Please copy the material under this line exactly, keeping every line.

MATERIAL FOR THIS TASK:
::::::::

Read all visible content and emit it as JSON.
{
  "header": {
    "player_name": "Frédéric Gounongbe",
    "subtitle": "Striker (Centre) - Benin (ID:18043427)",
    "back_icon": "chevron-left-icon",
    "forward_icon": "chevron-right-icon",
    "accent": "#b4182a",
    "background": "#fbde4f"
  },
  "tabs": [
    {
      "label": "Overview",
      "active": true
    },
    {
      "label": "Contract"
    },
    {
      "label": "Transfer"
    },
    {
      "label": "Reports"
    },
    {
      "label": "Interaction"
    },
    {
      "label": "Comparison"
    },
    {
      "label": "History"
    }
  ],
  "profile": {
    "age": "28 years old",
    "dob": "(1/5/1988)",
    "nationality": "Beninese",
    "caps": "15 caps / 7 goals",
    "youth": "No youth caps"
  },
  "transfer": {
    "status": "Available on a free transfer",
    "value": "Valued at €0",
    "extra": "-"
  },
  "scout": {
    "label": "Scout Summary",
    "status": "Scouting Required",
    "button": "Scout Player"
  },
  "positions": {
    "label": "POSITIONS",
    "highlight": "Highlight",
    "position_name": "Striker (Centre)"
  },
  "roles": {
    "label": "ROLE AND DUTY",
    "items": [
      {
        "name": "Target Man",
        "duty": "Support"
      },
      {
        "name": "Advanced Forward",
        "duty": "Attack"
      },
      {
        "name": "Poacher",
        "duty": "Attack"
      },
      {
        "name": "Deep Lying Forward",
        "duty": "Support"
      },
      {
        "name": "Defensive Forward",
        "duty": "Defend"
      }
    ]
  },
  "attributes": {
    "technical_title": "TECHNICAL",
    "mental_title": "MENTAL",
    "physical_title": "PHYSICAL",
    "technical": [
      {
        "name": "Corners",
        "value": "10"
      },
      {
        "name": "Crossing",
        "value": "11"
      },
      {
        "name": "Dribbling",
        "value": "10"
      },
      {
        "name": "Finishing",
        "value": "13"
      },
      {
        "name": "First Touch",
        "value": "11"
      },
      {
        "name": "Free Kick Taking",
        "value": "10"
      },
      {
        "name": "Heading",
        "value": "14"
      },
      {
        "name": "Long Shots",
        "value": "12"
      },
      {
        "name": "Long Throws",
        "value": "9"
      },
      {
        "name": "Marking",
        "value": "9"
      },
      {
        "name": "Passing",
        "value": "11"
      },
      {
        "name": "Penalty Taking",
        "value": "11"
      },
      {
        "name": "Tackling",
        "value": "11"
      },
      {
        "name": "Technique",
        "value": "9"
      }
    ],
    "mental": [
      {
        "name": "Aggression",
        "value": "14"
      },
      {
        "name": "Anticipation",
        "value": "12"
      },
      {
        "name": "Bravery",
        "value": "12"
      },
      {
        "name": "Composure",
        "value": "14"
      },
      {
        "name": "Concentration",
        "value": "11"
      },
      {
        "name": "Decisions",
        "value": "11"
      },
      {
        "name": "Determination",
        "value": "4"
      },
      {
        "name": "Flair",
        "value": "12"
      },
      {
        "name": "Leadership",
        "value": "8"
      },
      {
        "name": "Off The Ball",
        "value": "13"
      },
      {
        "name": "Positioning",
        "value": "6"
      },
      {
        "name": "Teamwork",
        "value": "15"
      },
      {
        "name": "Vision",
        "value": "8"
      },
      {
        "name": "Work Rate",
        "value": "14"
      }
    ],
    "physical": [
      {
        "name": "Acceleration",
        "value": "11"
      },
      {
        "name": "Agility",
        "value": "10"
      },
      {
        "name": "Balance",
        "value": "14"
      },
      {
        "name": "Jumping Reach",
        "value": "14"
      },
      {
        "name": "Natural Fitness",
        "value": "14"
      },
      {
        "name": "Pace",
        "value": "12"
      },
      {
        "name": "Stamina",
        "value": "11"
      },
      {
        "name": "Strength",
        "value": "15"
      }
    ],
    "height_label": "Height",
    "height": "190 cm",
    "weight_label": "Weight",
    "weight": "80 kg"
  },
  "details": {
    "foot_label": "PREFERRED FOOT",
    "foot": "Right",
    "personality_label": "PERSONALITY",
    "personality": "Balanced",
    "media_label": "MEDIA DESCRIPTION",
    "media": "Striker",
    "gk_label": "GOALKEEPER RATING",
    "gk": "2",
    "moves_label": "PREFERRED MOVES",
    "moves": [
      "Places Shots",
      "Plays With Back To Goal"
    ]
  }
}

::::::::

OUTPUT FOR THIS TASK:
Read all visible content and emit it as JSON.
{
  "header": {
    "player_name": "Frédéric Gounongbe",
    "subtitle": "Striker (Centre) - Benin (ID:18043427)",
    "back_icon": "chevron-left-icon",
    "forward_icon": "chevron-right-icon",
    "accent": "#b4182a",
    "background": "#fbde4f"
  },
  "tabs": [
    {
      "label": "Overview",
      "active": true
    },
    {
      "label": "Contract"
    },
    {
      "label": "Transfer"
    },
    {
      "label": "Reports"
    },
    {
      "label": "Interaction"
    },
    {
      "label": "Comparison"
    },
    {
      "label": "History"
    }
  ],
  "profile": {
    "age": "28 years old",
    "dob": "(1/5/1988)",
    "nationality": "Beninese",
    "caps": "15 caps / 7 goals",
    "youth": "No youth caps"
  },
  "transfer": {
    "status": "Available on a free transfer",
    "value": "Valued at €0",
    "extra": "-"
  },
  "scout": {
    "label": "Scout Summary",
    "status": "Scouting Required",
    "button": "Scout Player"
  },
  "positions": {
    "label": "POSITIONS",
    "highlight": "Highlight",
    "position_name": "Striker (Centre)"
  },
  "roles": {
    "label": "ROLE AND DUTY",
    "items": [
      {
        "name": "Target Man",
        "duty": "Support"
      },
      {
        "name": "Advanced Forward",
        "duty": "Attack"
      },
      {
        "name": "Poacher",
        "duty": "Attack"
      },
      {
        "name": "Deep Lying Forward",
        "duty": "Support"
      },
      {
        "name": "Defensive Forward",
        "duty": "Defend"
      }
    ]
  },
  "attributes": {
    "technical_title": "TECHNICAL",
    "mental_title": "MENTAL",
    "physical_title": "PHYSICAL",
    "technical": [
      {
        "name": "Corners",
        "value": "10"
      },
      {
        "name": "Crossing",
        "value": "11"
      },
      {
        "name": "Dribbling",
        "value": "10"
      },
      {
        "name": "Finishing",
        "value": "13"
      },
      {
        "name": "First Touch",
        "value": "11"
      },
      {
        "name": "Free Kick Taking",
        "value": "10"
      },
      {
        "name": "Heading",
        "value": "14"
      },
      {
        "name": "Long Shots",
        "value": "12"
      },
      {
        "name": "Long Throws",
        "value": "9"
      },
      {
        "name": "Marking",
        "value": "9"
      },
      {
        "name": "Passing",
        "value": "11"
      },
      {
        "name": "Penalty Taking",
        "value": "11"
      },
      {
        "name": "Tackling",
        "value": "11"
      },
      {
        "name": "Technique",
        "value": "9"
      }
    ],
    "mental": [
      {
        "name": "Aggression",
        "value": "14"
      },
      {
        "name": "Anticipation",
        "value": "12"
      },
      {
        "name": "Bravery",
        "value": "12"
      },
      {
        "name": "Composure",
        "value": "14"
      },
      {
        "name": "Concentration",
        "value": "11"
      },
      {
        "name": "Decisions",
        "value": "11"
      },
      {
        "name": "Determination",
        "value": "4"
      },
      {
        "name": "Flair",
        "value": "12"
      },
      {
        "name": "Leadership",
        "value": "8"
      },
      {
        "name": "Off The Ball",
        "value": "13"
      },
      {
        "name": "Positioning",
        "value": "6"
      },
      {
        "name": "Teamwork",
        "value": "15"
      },
      {
        "name": "Vision",
        "value": "8"
      },
      {
        "name": "Work Rate",
        "value": "14"
      }
    ],
    "physical": [
      {
        "name": "Acceleration",
        "value": "11"
      },
      {
        "name": "Agility",
        "value": "10"
      },
      {
        "name": "Balance",
        "value": "14"
      },
      {
        "name": "Jumping Reach",
        "value": "14"
      },
      {
        "name": "Natural Fitness",
        "value": "14"
      },
      {
        "name": "Pace",
        "value": "12"
      },
      {
        "name": "Stamina",
        "value": "11"
      },
      {
        "name": "Strength",
        "value": "15"
      }
    ],
    "height_label": "Height",
    "height": "190 cm",
    "weight_label": "Weight",
    "weight": "80 kg"
  },
  "details": {
    "foot_label": "PREFERRED FOOT",
    "foot": "Right",
    "personality_label": "PERSONALITY",
    "personality": "Balanced",
    "media_label": "MEDIA DESCRIPTION",
    "media": "Striker",
    "gk_label": "GOALKEEPER RATING",
    "gk": "2",
    "moves_label": "PREFERRED MOVES",
    "moves": [
      "Places Shots",
      "Plays With Back To Goal"
    ]
  }
}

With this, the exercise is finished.